§ **Stored data entries**

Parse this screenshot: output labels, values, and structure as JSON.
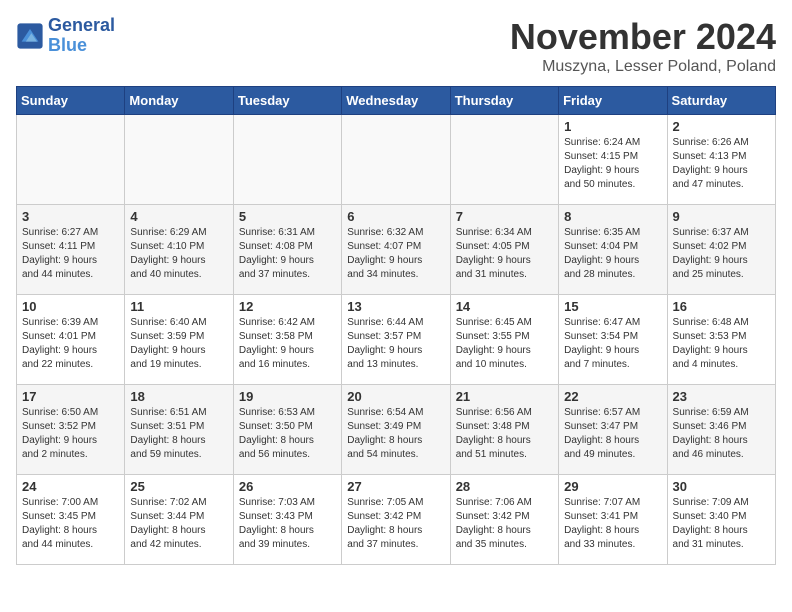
{
  "logo": {
    "line1": "General",
    "line2": "Blue"
  },
  "title": "November 2024",
  "location": "Muszyna, Lesser Poland, Poland",
  "days_of_week": [
    "Sunday",
    "Monday",
    "Tuesday",
    "Wednesday",
    "Thursday",
    "Friday",
    "Saturday"
  ],
  "weeks": [
    [
      {
        "day": "",
        "info": ""
      },
      {
        "day": "",
        "info": ""
      },
      {
        "day": "",
        "info": ""
      },
      {
        "day": "",
        "info": ""
      },
      {
        "day": "",
        "info": ""
      },
      {
        "day": "1",
        "info": "Sunrise: 6:24 AM\nSunset: 4:15 PM\nDaylight: 9 hours\nand 50 minutes."
      },
      {
        "day": "2",
        "info": "Sunrise: 6:26 AM\nSunset: 4:13 PM\nDaylight: 9 hours\nand 47 minutes."
      }
    ],
    [
      {
        "day": "3",
        "info": "Sunrise: 6:27 AM\nSunset: 4:11 PM\nDaylight: 9 hours\nand 44 minutes."
      },
      {
        "day": "4",
        "info": "Sunrise: 6:29 AM\nSunset: 4:10 PM\nDaylight: 9 hours\nand 40 minutes."
      },
      {
        "day": "5",
        "info": "Sunrise: 6:31 AM\nSunset: 4:08 PM\nDaylight: 9 hours\nand 37 minutes."
      },
      {
        "day": "6",
        "info": "Sunrise: 6:32 AM\nSunset: 4:07 PM\nDaylight: 9 hours\nand 34 minutes."
      },
      {
        "day": "7",
        "info": "Sunrise: 6:34 AM\nSunset: 4:05 PM\nDaylight: 9 hours\nand 31 minutes."
      },
      {
        "day": "8",
        "info": "Sunrise: 6:35 AM\nSunset: 4:04 PM\nDaylight: 9 hours\nand 28 minutes."
      },
      {
        "day": "9",
        "info": "Sunrise: 6:37 AM\nSunset: 4:02 PM\nDaylight: 9 hours\nand 25 minutes."
      }
    ],
    [
      {
        "day": "10",
        "info": "Sunrise: 6:39 AM\nSunset: 4:01 PM\nDaylight: 9 hours\nand 22 minutes."
      },
      {
        "day": "11",
        "info": "Sunrise: 6:40 AM\nSunset: 3:59 PM\nDaylight: 9 hours\nand 19 minutes."
      },
      {
        "day": "12",
        "info": "Sunrise: 6:42 AM\nSunset: 3:58 PM\nDaylight: 9 hours\nand 16 minutes."
      },
      {
        "day": "13",
        "info": "Sunrise: 6:44 AM\nSunset: 3:57 PM\nDaylight: 9 hours\nand 13 minutes."
      },
      {
        "day": "14",
        "info": "Sunrise: 6:45 AM\nSunset: 3:55 PM\nDaylight: 9 hours\nand 10 minutes."
      },
      {
        "day": "15",
        "info": "Sunrise: 6:47 AM\nSunset: 3:54 PM\nDaylight: 9 hours\nand 7 minutes."
      },
      {
        "day": "16",
        "info": "Sunrise: 6:48 AM\nSunset: 3:53 PM\nDaylight: 9 hours\nand 4 minutes."
      }
    ],
    [
      {
        "day": "17",
        "info": "Sunrise: 6:50 AM\nSunset: 3:52 PM\nDaylight: 9 hours\nand 2 minutes."
      },
      {
        "day": "18",
        "info": "Sunrise: 6:51 AM\nSunset: 3:51 PM\nDaylight: 8 hours\nand 59 minutes."
      },
      {
        "day": "19",
        "info": "Sunrise: 6:53 AM\nSunset: 3:50 PM\nDaylight: 8 hours\nand 56 minutes."
      },
      {
        "day": "20",
        "info": "Sunrise: 6:54 AM\nSunset: 3:49 PM\nDaylight: 8 hours\nand 54 minutes."
      },
      {
        "day": "21",
        "info": "Sunrise: 6:56 AM\nSunset: 3:48 PM\nDaylight: 8 hours\nand 51 minutes."
      },
      {
        "day": "22",
        "info": "Sunrise: 6:57 AM\nSunset: 3:47 PM\nDaylight: 8 hours\nand 49 minutes."
      },
      {
        "day": "23",
        "info": "Sunrise: 6:59 AM\nSunset: 3:46 PM\nDaylight: 8 hours\nand 46 minutes."
      }
    ],
    [
      {
        "day": "24",
        "info": "Sunrise: 7:00 AM\nSunset: 3:45 PM\nDaylight: 8 hours\nand 44 minutes."
      },
      {
        "day": "25",
        "info": "Sunrise: 7:02 AM\nSunset: 3:44 PM\nDaylight: 8 hours\nand 42 minutes."
      },
      {
        "day": "26",
        "info": "Sunrise: 7:03 AM\nSunset: 3:43 PM\nDaylight: 8 hours\nand 39 minutes."
      },
      {
        "day": "27",
        "info": "Sunrise: 7:05 AM\nSunset: 3:42 PM\nDaylight: 8 hours\nand 37 minutes."
      },
      {
        "day": "28",
        "info": "Sunrise: 7:06 AM\nSunset: 3:42 PM\nDaylight: 8 hours\nand 35 minutes."
      },
      {
        "day": "29",
        "info": "Sunrise: 7:07 AM\nSunset: 3:41 PM\nDaylight: 8 hours\nand 33 minutes."
      },
      {
        "day": "30",
        "info": "Sunrise: 7:09 AM\nSunset: 3:40 PM\nDaylight: 8 hours\nand 31 minutes."
      }
    ]
  ]
}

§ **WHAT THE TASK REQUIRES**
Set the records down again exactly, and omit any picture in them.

§ **SOLUTION FOR THIS PROBLEM**
Parse this screenshot: output labels, values, and structure as JSON.
{
  "logo": {
    "line1": "General",
    "line2": "Blue"
  },
  "title": "November 2024",
  "location": "Muszyna, Lesser Poland, Poland",
  "days_of_week": [
    "Sunday",
    "Monday",
    "Tuesday",
    "Wednesday",
    "Thursday",
    "Friday",
    "Saturday"
  ],
  "weeks": [
    [
      {
        "day": "",
        "info": ""
      },
      {
        "day": "",
        "info": ""
      },
      {
        "day": "",
        "info": ""
      },
      {
        "day": "",
        "info": ""
      },
      {
        "day": "",
        "info": ""
      },
      {
        "day": "1",
        "info": "Sunrise: 6:24 AM\nSunset: 4:15 PM\nDaylight: 9 hours\nand 50 minutes."
      },
      {
        "day": "2",
        "info": "Sunrise: 6:26 AM\nSunset: 4:13 PM\nDaylight: 9 hours\nand 47 minutes."
      }
    ],
    [
      {
        "day": "3",
        "info": "Sunrise: 6:27 AM\nSunset: 4:11 PM\nDaylight: 9 hours\nand 44 minutes."
      },
      {
        "day": "4",
        "info": "Sunrise: 6:29 AM\nSunset: 4:10 PM\nDaylight: 9 hours\nand 40 minutes."
      },
      {
        "day": "5",
        "info": "Sunrise: 6:31 AM\nSunset: 4:08 PM\nDaylight: 9 hours\nand 37 minutes."
      },
      {
        "day": "6",
        "info": "Sunrise: 6:32 AM\nSunset: 4:07 PM\nDaylight: 9 hours\nand 34 minutes."
      },
      {
        "day": "7",
        "info": "Sunrise: 6:34 AM\nSunset: 4:05 PM\nDaylight: 9 hours\nand 31 minutes."
      },
      {
        "day": "8",
        "info": "Sunrise: 6:35 AM\nSunset: 4:04 PM\nDaylight: 9 hours\nand 28 minutes."
      },
      {
        "day": "9",
        "info": "Sunrise: 6:37 AM\nSunset: 4:02 PM\nDaylight: 9 hours\nand 25 minutes."
      }
    ],
    [
      {
        "day": "10",
        "info": "Sunrise: 6:39 AM\nSunset: 4:01 PM\nDaylight: 9 hours\nand 22 minutes."
      },
      {
        "day": "11",
        "info": "Sunrise: 6:40 AM\nSunset: 3:59 PM\nDaylight: 9 hours\nand 19 minutes."
      },
      {
        "day": "12",
        "info": "Sunrise: 6:42 AM\nSunset: 3:58 PM\nDaylight: 9 hours\nand 16 minutes."
      },
      {
        "day": "13",
        "info": "Sunrise: 6:44 AM\nSunset: 3:57 PM\nDaylight: 9 hours\nand 13 minutes."
      },
      {
        "day": "14",
        "info": "Sunrise: 6:45 AM\nSunset: 3:55 PM\nDaylight: 9 hours\nand 10 minutes."
      },
      {
        "day": "15",
        "info": "Sunrise: 6:47 AM\nSunset: 3:54 PM\nDaylight: 9 hours\nand 7 minutes."
      },
      {
        "day": "16",
        "info": "Sunrise: 6:48 AM\nSunset: 3:53 PM\nDaylight: 9 hours\nand 4 minutes."
      }
    ],
    [
      {
        "day": "17",
        "info": "Sunrise: 6:50 AM\nSunset: 3:52 PM\nDaylight: 9 hours\nand 2 minutes."
      },
      {
        "day": "18",
        "info": "Sunrise: 6:51 AM\nSunset: 3:51 PM\nDaylight: 8 hours\nand 59 minutes."
      },
      {
        "day": "19",
        "info": "Sunrise: 6:53 AM\nSunset: 3:50 PM\nDaylight: 8 hours\nand 56 minutes."
      },
      {
        "day": "20",
        "info": "Sunrise: 6:54 AM\nSunset: 3:49 PM\nDaylight: 8 hours\nand 54 minutes."
      },
      {
        "day": "21",
        "info": "Sunrise: 6:56 AM\nSunset: 3:48 PM\nDaylight: 8 hours\nand 51 minutes."
      },
      {
        "day": "22",
        "info": "Sunrise: 6:57 AM\nSunset: 3:47 PM\nDaylight: 8 hours\nand 49 minutes."
      },
      {
        "day": "23",
        "info": "Sunrise: 6:59 AM\nSunset: 3:46 PM\nDaylight: 8 hours\nand 46 minutes."
      }
    ],
    [
      {
        "day": "24",
        "info": "Sunrise: 7:00 AM\nSunset: 3:45 PM\nDaylight: 8 hours\nand 44 minutes."
      },
      {
        "day": "25",
        "info": "Sunrise: 7:02 AM\nSunset: 3:44 PM\nDaylight: 8 hours\nand 42 minutes."
      },
      {
        "day": "26",
        "info": "Sunrise: 7:03 AM\nSunset: 3:43 PM\nDaylight: 8 hours\nand 39 minutes."
      },
      {
        "day": "27",
        "info": "Sunrise: 7:05 AM\nSunset: 3:42 PM\nDaylight: 8 hours\nand 37 minutes."
      },
      {
        "day": "28",
        "info": "Sunrise: 7:06 AM\nSunset: 3:42 PM\nDaylight: 8 hours\nand 35 minutes."
      },
      {
        "day": "29",
        "info": "Sunrise: 7:07 AM\nSunset: 3:41 PM\nDaylight: 8 hours\nand 33 minutes."
      },
      {
        "day": "30",
        "info": "Sunrise: 7:09 AM\nSunset: 3:40 PM\nDaylight: 8 hours\nand 31 minutes."
      }
    ]
  ]
}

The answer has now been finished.